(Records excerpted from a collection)
━━━━

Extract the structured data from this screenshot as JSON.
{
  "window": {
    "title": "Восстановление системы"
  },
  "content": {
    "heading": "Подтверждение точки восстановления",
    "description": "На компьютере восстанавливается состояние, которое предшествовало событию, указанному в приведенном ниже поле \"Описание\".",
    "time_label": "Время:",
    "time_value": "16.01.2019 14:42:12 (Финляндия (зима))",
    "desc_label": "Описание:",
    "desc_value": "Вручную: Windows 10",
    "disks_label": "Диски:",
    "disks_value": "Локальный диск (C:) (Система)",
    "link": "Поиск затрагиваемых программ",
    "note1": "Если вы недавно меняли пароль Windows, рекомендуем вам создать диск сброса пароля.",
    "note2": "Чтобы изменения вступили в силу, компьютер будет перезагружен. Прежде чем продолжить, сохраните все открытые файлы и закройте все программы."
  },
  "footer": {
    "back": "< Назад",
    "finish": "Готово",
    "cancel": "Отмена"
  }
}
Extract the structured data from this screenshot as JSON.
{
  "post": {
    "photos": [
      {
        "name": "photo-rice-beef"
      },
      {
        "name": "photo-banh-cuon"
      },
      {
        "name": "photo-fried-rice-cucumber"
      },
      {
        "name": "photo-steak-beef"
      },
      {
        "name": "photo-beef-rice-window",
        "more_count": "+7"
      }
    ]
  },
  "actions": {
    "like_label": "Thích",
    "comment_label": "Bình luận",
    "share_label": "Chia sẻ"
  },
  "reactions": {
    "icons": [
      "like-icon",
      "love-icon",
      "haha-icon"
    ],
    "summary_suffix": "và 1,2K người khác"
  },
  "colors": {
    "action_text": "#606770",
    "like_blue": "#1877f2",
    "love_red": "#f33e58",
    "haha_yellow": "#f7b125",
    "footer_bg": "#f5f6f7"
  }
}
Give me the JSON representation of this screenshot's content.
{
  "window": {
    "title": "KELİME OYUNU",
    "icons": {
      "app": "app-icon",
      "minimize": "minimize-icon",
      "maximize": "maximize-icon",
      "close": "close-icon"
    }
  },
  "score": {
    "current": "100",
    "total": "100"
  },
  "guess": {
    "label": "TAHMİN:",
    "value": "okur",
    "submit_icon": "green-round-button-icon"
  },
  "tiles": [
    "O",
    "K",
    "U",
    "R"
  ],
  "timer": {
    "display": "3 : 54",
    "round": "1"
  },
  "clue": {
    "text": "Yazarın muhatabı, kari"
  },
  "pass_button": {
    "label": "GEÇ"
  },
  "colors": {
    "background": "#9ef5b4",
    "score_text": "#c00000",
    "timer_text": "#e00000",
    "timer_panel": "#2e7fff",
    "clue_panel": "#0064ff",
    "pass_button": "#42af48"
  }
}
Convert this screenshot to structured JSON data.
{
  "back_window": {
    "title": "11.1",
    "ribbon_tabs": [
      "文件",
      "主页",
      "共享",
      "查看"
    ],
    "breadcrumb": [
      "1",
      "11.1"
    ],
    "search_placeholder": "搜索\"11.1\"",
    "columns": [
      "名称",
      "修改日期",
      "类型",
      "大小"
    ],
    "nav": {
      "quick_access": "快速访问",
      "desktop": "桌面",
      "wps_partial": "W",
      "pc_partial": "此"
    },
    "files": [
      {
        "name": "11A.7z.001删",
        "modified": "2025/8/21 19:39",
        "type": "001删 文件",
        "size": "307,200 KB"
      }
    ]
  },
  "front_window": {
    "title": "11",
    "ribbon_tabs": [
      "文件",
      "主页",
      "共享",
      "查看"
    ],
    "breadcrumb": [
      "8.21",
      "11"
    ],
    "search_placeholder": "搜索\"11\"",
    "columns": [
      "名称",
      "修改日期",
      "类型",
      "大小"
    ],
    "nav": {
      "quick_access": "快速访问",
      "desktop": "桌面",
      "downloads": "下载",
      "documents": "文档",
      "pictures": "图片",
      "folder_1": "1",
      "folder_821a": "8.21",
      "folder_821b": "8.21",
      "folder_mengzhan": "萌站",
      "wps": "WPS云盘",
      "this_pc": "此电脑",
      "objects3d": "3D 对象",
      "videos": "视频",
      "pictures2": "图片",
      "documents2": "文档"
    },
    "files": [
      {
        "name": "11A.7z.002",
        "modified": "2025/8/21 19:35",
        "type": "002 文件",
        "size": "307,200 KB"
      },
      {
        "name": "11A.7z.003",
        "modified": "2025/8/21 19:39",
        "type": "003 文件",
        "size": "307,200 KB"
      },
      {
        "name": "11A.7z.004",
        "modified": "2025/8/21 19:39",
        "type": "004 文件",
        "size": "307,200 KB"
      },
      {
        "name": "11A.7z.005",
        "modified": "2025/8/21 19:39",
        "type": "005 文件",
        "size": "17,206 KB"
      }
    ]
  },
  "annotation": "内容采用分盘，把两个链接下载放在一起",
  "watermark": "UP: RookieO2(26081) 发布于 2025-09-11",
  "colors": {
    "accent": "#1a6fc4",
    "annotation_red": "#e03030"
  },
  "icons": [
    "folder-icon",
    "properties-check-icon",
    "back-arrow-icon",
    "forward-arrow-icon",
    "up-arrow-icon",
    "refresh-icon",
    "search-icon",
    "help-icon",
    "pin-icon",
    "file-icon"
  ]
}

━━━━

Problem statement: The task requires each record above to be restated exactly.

Answer section:
Extract the structured data from this screenshot as JSON.
{
  "window": {
    "title": "Восстановление системы"
  },
  "content": {
    "heading": "Подтверждение точки восстановления",
    "description": "На компьютере восстанавливается состояние, которое предшествовало событию, указанному в приведенном ниже поле \"Описание\".",
    "time_label": "Время:",
    "time_value": "16.01.2019 14:42:12 (Финляндия (зима))",
    "desc_label": "Описание:",
    "desc_value": "Вручную: Windows 10",
    "disks_label": "Диски:",
    "disks_value": "Локальный диск (C:) (Система)",
    "link": "Поиск затрагиваемых программ",
    "note1": "Если вы недавно меняли пароль Windows, рекомендуем вам создать диск сброса пароля.",
    "note2": "Чтобы изменения вступили в силу, компьютер будет перезагружен. Прежде чем продолжить, сохраните все открытые файлы и закройте все программы."
  },
  "footer": {
    "back": "< Назад",
    "finish": "Готово",
    "cancel": "Отмена"
  }
}
Extract the structured data from this screenshot as JSON.
{
  "post": {
    "photos": [
      {
        "name": "photo-rice-beef"
      },
      {
        "name": "photo-banh-cuon"
      },
      {
        "name": "photo-fried-rice-cucumber"
      },
      {
        "name": "photo-steak-beef"
      },
      {
        "name": "photo-beef-rice-window",
        "more_count": "+7"
      }
    ]
  },
  "actions": {
    "like_label": "Thích",
    "comment_label": "Bình luận",
    "share_label": "Chia sẻ"
  },
  "reactions": {
    "icons": [
      "like-icon",
      "love-icon",
      "haha-icon"
    ],
    "summary_suffix": "và 1,2K người khác"
  },
  "colors": {
    "action_text": "#606770",
    "like_blue": "#1877f2",
    "love_red": "#f33e58",
    "haha_yellow": "#f7b125",
    "footer_bg": "#f5f6f7"
  }
}
Give me the JSON representation of this screenshot's content.
{
  "window": {
    "title": "KELİME OYUNU",
    "icons": {
      "app": "app-icon",
      "minimize": "minimize-icon",
      "maximize": "maximize-icon",
      "close": "close-icon"
    }
  },
  "score": {
    "current": "100",
    "total": "100"
  },
  "guess": {
    "label": "TAHMİN:",
    "value": "okur",
    "submit_icon": "green-round-button-icon"
  },
  "tiles": [
    "O",
    "K",
    "U",
    "R"
  ],
  "timer": {
    "display": "3 : 54",
    "round": "1"
  },
  "clue": {
    "text": "Yazarın muhatabı, kari"
  },
  "pass_button": {
    "label": "GEÇ"
  },
  "colors": {
    "background": "#9ef5b4",
    "score_text": "#c00000",
    "timer_text": "#e00000",
    "timer_panel": "#2e7fff",
    "clue_panel": "#0064ff",
    "pass_button": "#42af48"
  }
}
Convert this screenshot to structured JSON data.
{
  "back_window": {
    "title": "11.1",
    "ribbon_tabs": [
      "文件",
      "主页",
      "共享",
      "查看"
    ],
    "breadcrumb": [
      "1",
      "11.1"
    ],
    "search_placeholder": "搜索\"11.1\"",
    "columns": [
      "名称",
      "修改日期",
      "类型",
      "大小"
    ],
    "nav": {
      "quick_access": "快速访问",
      "desktop": "桌面",
      "wps_partial": "W",
      "pc_partial": "此"
    },
    "files": [
      {
        "name": "11A.7z.001删",
        "modified": "2025/8/21 19:39",
        "type": "001删 文件",
        "size": "307,200 KB"
      }
    ]
  },
  "front_window": {
    "title": "11",
    "ribbon_tabs": [
      "文件",
      "主页",
      "共享",
      "查看"
    ],
    "breadcrumb": [
      "8.21",
      "11"
    ],
    "search_placeholder": "搜索\"11\"",
    "columns": [
      "名称",
      "修改日期",
      "类型",
      "大小"
    ],
    "nav": {
      "quick_access": "快速访问",
      "desktop": "桌面",
      "downloads": "下载",
      "documents": "文档",
      "pictures": "图片",
      "folder_1": "1",
      "folder_821a": "8.21",
      "folder_821b": "8.21",
      "folder_mengzhan": "萌站",
      "wps": "WPS云盘",
      "this_pc": "此电脑",
      "objects3d": "3D 对象",
      "videos": "视频",
      "pictures2": "图片",
      "documents2": "文档"
    },
    "files": [
      {
        "name": "11A.7z.002",
        "modified": "2025/8/21 19:35",
        "type": "002 文件",
        "size": "307,200 KB"
      },
      {
        "name": "11A.7z.003",
        "modified": "2025/8/21 19:39",
        "type": "003 文件",
        "size": "307,200 KB"
      },
      {
        "name": "11A.7z.004",
        "modified": "2025/8/21 19:39",
        "type": "004 文件",
        "size": "307,200 KB"
      },
      {
        "name": "11A.7z.005",
        "modified": "2025/8/21 19:39",
        "type": "005 文件",
        "size": "17,206 KB"
      }
    ]
  },
  "annotation": "内容采用分盘，把两个链接下载放在一起",
  "watermark": "UP: RookieO2(26081) 发布于 2025-09-11",
  "colors": {
    "accent": "#1a6fc4",
    "annotation_red": "#e03030"
  },
  "icons": [
    "folder-icon",
    "properties-check-icon",
    "back-arrow-icon",
    "forward-arrow-icon",
    "up-arrow-icon",
    "refresh-icon",
    "search-icon",
    "help-icon",
    "pin-icon",
    "file-icon"
  ]
}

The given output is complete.